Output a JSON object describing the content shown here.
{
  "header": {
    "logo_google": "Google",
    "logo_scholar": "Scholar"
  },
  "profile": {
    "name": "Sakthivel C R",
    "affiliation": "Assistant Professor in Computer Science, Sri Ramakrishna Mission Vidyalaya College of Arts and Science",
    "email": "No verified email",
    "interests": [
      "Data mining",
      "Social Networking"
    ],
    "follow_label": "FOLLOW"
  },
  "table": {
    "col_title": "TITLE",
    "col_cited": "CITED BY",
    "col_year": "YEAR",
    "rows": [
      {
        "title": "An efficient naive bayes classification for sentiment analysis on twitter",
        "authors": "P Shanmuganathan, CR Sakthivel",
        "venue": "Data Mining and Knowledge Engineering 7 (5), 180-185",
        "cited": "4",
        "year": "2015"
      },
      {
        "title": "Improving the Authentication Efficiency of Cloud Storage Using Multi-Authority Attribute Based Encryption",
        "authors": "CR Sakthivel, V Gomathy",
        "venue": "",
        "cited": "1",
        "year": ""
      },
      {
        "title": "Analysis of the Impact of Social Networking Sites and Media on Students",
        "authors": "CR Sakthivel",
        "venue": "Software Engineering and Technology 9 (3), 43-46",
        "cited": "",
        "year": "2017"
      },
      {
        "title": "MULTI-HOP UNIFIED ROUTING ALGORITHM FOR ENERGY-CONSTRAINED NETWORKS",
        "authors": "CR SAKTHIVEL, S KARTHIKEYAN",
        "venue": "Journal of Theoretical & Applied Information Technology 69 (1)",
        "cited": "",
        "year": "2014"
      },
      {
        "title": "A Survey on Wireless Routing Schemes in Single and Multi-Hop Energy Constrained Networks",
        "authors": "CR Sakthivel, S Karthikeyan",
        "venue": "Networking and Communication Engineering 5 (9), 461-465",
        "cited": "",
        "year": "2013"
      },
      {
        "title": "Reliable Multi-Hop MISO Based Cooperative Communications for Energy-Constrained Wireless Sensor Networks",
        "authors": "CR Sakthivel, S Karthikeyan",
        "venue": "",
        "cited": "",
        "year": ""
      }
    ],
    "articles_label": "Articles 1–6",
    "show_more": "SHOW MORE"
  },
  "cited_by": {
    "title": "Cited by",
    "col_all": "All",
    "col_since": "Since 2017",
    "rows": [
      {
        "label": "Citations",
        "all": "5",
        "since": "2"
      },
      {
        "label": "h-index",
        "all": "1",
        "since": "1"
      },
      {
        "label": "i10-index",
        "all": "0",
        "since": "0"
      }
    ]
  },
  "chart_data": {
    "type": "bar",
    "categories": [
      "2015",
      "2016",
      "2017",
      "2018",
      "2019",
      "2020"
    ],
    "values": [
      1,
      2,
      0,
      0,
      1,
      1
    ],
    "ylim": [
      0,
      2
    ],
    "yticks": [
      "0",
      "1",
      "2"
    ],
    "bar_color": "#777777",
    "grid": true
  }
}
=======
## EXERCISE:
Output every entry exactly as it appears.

## SOLUTION TO THIS EXERCISE:
Output a JSON object describing the content shown here.
{
  "header": {
    "logo_google": "Google",
    "logo_scholar": "Scholar"
  },
  "profile": {
    "name": "Sakthivel C R",
    "affiliation": "Assistant Professor in Computer Science, Sri Ramakrishna Mission Vidyalaya College of Arts and Science",
    "email": "No verified email",
    "interests": [
      "Data mining",
      "Social Networking"
    ],
    "follow_label": "FOLLOW"
  },
  "table": {
    "col_title": "TITLE",
    "col_cited": "CITED BY",
    "col_year": "YEAR",
    "rows": [
      {
        "title": "An efficient naive bayes classification for sentiment analysis on twitter",
        "authors": "P Shanmuganathan, CR Sakthivel",
        "venue": "Data Mining and Knowledge Engineering 7 (5), 180-185",
        "cited": "4",
        "year": "2015"
      },
      {
        "title": "Improving the Authentication Efficiency of Cloud Storage Using Multi-Authority Attribute Based Encryption",
        "authors": "CR Sakthivel, V Gomathy",
        "venue": "",
        "cited": "1",
        "year": ""
      },
      {
        "title": "Analysis of the Impact of Social Networking Sites and Media on Students",
        "authors": "CR Sakthivel",
        "venue": "Software Engineering and Technology 9 (3), 43-46",
        "cited": "",
        "year": "2017"
      },
      {
        "title": "MULTI-HOP UNIFIED ROUTING ALGORITHM FOR ENERGY-CONSTRAINED NETWORKS",
        "authors": "CR SAKTHIVEL, S KARTHIKEYAN",
        "venue": "Journal of Theoretical & Applied Information Technology 69 (1)",
        "cited": "",
        "year": "2014"
      },
      {
        "title": "A Survey on Wireless Routing Schemes in Single and Multi-Hop Energy Constrained Networks",
        "authors": "CR Sakthivel, S Karthikeyan",
        "venue": "Networking and Communication Engineering 5 (9), 461-465",
        "cited": "",
        "year": "2013"
      },
      {
        "title": "Reliable Multi-Hop MISO Based Cooperative Communications for Energy-Constrained Wireless Sensor Networks",
        "authors": "CR Sakthivel, S Karthikeyan",
        "venue": "",
        "cited": "",
        "year": ""
      }
    ],
    "articles_label": "Articles 1–6",
    "show_more": "SHOW MORE"
  },
  "cited_by": {
    "title": "Cited by",
    "col_all": "All",
    "col_since": "Since 2017",
    "rows": [
      {
        "label": "Citations",
        "all": "5",
        "since": "2"
      },
      {
        "label": "h-index",
        "all": "1",
        "since": "1"
      },
      {
        "label": "i10-index",
        "all": "0",
        "since": "0"
      }
    ]
  },
  "chart_data": {
    "type": "bar",
    "categories": [
      "2015",
      "2016",
      "2017",
      "2018",
      "2019",
      "2020"
    ],
    "values": [
      1,
      2,
      0,
      0,
      1,
      1
    ],
    "ylim": [
      0,
      2
    ],
    "yticks": [
      "0",
      "1",
      "2"
    ],
    "bar_color": "#777777",
    "grid": true
  }
}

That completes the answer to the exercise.